EXTRACTED INFORMATION Block Start

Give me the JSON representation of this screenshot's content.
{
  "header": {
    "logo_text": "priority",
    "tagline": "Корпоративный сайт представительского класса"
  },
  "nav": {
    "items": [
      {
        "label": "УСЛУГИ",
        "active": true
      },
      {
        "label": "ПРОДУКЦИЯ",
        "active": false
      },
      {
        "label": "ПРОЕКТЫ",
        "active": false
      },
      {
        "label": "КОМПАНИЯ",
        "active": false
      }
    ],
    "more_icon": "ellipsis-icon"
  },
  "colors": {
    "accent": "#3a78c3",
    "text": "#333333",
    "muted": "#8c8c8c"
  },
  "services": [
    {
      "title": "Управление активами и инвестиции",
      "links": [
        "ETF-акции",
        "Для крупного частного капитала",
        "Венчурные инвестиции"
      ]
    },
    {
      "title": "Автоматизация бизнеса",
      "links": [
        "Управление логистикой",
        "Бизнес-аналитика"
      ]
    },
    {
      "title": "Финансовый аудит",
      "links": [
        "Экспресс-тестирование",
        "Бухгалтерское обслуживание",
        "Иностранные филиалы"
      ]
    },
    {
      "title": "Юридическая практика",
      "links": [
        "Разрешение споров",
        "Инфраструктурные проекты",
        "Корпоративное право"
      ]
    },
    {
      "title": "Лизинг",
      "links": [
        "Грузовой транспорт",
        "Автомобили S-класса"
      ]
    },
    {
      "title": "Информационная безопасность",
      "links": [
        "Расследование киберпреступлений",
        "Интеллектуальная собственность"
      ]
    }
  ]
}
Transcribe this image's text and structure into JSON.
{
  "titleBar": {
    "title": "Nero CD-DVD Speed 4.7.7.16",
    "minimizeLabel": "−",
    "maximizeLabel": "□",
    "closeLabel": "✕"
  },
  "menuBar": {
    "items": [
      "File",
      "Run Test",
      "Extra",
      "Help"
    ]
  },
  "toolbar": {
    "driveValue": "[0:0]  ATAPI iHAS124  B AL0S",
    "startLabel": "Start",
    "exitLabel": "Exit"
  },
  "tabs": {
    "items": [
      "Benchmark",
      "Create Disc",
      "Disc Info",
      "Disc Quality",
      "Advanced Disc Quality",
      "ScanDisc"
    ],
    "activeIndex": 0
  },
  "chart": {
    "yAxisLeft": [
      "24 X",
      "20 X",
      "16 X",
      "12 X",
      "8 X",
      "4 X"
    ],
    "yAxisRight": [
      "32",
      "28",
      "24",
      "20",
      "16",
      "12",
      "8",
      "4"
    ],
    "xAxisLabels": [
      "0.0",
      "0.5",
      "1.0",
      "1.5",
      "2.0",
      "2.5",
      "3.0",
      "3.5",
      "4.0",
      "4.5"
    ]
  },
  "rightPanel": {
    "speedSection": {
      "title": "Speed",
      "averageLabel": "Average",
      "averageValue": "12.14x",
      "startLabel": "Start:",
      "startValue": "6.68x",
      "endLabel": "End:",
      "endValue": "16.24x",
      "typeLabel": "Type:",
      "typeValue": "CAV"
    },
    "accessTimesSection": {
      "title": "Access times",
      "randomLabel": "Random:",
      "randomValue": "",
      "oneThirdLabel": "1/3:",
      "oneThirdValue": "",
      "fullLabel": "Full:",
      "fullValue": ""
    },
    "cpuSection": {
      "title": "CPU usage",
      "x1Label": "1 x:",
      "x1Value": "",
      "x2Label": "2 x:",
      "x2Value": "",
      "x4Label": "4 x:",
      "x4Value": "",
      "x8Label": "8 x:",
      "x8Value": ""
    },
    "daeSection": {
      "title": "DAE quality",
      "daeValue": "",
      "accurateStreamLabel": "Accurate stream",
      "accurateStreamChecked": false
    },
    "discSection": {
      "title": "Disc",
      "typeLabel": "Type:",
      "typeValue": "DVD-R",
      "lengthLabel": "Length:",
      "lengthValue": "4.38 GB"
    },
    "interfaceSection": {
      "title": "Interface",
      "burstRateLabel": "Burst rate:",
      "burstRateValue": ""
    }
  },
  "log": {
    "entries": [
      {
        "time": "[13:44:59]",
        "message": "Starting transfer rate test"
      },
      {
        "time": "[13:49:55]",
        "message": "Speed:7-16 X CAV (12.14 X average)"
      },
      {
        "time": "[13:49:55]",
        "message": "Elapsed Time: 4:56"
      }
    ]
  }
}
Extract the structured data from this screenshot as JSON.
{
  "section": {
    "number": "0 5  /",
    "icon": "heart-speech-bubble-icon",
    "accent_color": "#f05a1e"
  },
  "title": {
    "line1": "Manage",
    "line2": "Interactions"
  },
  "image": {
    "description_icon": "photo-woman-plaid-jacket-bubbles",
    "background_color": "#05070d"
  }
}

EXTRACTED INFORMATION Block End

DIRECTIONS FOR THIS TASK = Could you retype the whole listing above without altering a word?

EXERCISE RESPONSE =
Give me the JSON representation of this screenshot's content.
{
  "header": {
    "logo_text": "priority",
    "tagline": "Корпоративный сайт представительского класса"
  },
  "nav": {
    "items": [
      {
        "label": "УСЛУГИ",
        "active": true
      },
      {
        "label": "ПРОДУКЦИЯ",
        "active": false
      },
      {
        "label": "ПРОЕКТЫ",
        "active": false
      },
      {
        "label": "КОМПАНИЯ",
        "active": false
      }
    ],
    "more_icon": "ellipsis-icon"
  },
  "colors": {
    "accent": "#3a78c3",
    "text": "#333333",
    "muted": "#8c8c8c"
  },
  "services": [
    {
      "title": "Управление активами и инвестиции",
      "links": [
        "ETF-акции",
        "Для крупного частного капитала",
        "Венчурные инвестиции"
      ]
    },
    {
      "title": "Автоматизация бизнеса",
      "links": [
        "Управление логистикой",
        "Бизнес-аналитика"
      ]
    },
    {
      "title": "Финансовый аудит",
      "links": [
        "Экспресс-тестирование",
        "Бухгалтерское обслуживание",
        "Иностранные филиалы"
      ]
    },
    {
      "title": "Юридическая практика",
      "links": [
        "Разрешение споров",
        "Инфраструктурные проекты",
        "Корпоративное право"
      ]
    },
    {
      "title": "Лизинг",
      "links": [
        "Грузовой транспорт",
        "Автомобили S-класса"
      ]
    },
    {
      "title": "Информационная безопасность",
      "links": [
        "Расследование киберпреступлений",
        "Интеллектуальная собственность"
      ]
    }
  ]
}
Transcribe this image's text and structure into JSON.
{
  "titleBar": {
    "title": "Nero CD-DVD Speed 4.7.7.16",
    "minimizeLabel": "−",
    "maximizeLabel": "□",
    "closeLabel": "✕"
  },
  "menuBar": {
    "items": [
      "File",
      "Run Test",
      "Extra",
      "Help"
    ]
  },
  "toolbar": {
    "driveValue": "[0:0]  ATAPI iHAS124  B AL0S",
    "startLabel": "Start",
    "exitLabel": "Exit"
  },
  "tabs": {
    "items": [
      "Benchmark",
      "Create Disc",
      "Disc Info",
      "Disc Quality",
      "Advanced Disc Quality",
      "ScanDisc"
    ],
    "activeIndex": 0
  },
  "chart": {
    "yAxisLeft": [
      "24 X",
      "20 X",
      "16 X",
      "12 X",
      "8 X",
      "4 X"
    ],
    "yAxisRight": [
      "32",
      "28",
      "24",
      "20",
      "16",
      "12",
      "8",
      "4"
    ],
    "xAxisLabels": [
      "0.0",
      "0.5",
      "1.0",
      "1.5",
      "2.0",
      "2.5",
      "3.0",
      "3.5",
      "4.0",
      "4.5"
    ]
  },
  "rightPanel": {
    "speedSection": {
      "title": "Speed",
      "averageLabel": "Average",
      "averageValue": "12.14x",
      "startLabel": "Start:",
      "startValue": "6.68x",
      "endLabel": "End:",
      "endValue": "16.24x",
      "typeLabel": "Type:",
      "typeValue": "CAV"
    },
    "accessTimesSection": {
      "title": "Access times",
      "randomLabel": "Random:",
      "randomValue": "",
      "oneThirdLabel": "1/3:",
      "oneThirdValue": "",
      "fullLabel": "Full:",
      "fullValue": ""
    },
    "cpuSection": {
      "title": "CPU usage",
      "x1Label": "1 x:",
      "x1Value": "",
      "x2Label": "2 x:",
      "x2Value": "",
      "x4Label": "4 x:",
      "x4Value": "",
      "x8Label": "8 x:",
      "x8Value": ""
    },
    "daeSection": {
      "title": "DAE quality",
      "daeValue": "",
      "accurateStreamLabel": "Accurate stream",
      "accurateStreamChecked": false
    },
    "discSection": {
      "title": "Disc",
      "typeLabel": "Type:",
      "typeValue": "DVD-R",
      "lengthLabel": "Length:",
      "lengthValue": "4.38 GB"
    },
    "interfaceSection": {
      "title": "Interface",
      "burstRateLabel": "Burst rate:",
      "burstRateValue": ""
    }
  },
  "log": {
    "entries": [
      {
        "time": "[13:44:59]",
        "message": "Starting transfer rate test"
      },
      {
        "time": "[13:49:55]",
        "message": "Speed:7-16 X CAV (12.14 X average)"
      },
      {
        "time": "[13:49:55]",
        "message": "Elapsed Time: 4:56"
      }
    ]
  }
}
Extract the structured data from this screenshot as JSON.
{
  "section": {
    "number": "0 5  /",
    "icon": "heart-speech-bubble-icon",
    "accent_color": "#f05a1e"
  },
  "title": {
    "line1": "Manage",
    "line2": "Interactions"
  },
  "image": {
    "description_icon": "photo-woman-plaid-jacket-bubbles",
    "background_color": "#05070d"
  }
}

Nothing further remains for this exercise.